# Work required
Output every line below without omitting or altering anything.
▼
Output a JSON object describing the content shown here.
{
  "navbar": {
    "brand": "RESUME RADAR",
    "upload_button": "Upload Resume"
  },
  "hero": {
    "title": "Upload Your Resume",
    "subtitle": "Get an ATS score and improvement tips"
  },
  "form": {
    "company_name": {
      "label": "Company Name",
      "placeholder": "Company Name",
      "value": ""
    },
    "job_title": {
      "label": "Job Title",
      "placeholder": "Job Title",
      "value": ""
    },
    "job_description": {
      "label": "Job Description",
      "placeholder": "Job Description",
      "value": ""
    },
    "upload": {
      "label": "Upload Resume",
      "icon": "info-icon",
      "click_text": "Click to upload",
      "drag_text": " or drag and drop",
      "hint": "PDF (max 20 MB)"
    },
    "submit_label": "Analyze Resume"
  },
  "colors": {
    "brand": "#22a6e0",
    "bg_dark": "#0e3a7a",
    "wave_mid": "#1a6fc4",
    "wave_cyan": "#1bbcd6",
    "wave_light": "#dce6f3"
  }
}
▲
# Response to this exercise
Output a JSON object describing the content shown here.
{
  "navbar": {
    "brand": "RESUME RADAR",
    "upload_button": "Upload Resume"
  },
  "hero": {
    "title": "Upload Your Resume",
    "subtitle": "Get an ATS score and improvement tips"
  },
  "form": {
    "company_name": {
      "label": "Company Name",
      "placeholder": "Company Name",
      "value": ""
    },
    "job_title": {
      "label": "Job Title",
      "placeholder": "Job Title",
      "value": ""
    },
    "job_description": {
      "label": "Job Description",
      "placeholder": "Job Description",
      "value": ""
    },
    "upload": {
      "label": "Upload Resume",
      "icon": "info-icon",
      "click_text": "Click to upload",
      "drag_text": " or drag and drop",
      "hint": "PDF (max 20 MB)"
    },
    "submit_label": "Analyze Resume"
  },
  "colors": {
    "brand": "#22a6e0",
    "bg_dark": "#0e3a7a",
    "wave_mid": "#1a6fc4",
    "wave_cyan": "#1bbcd6",
    "wave_light": "#dce6f3"
  }
}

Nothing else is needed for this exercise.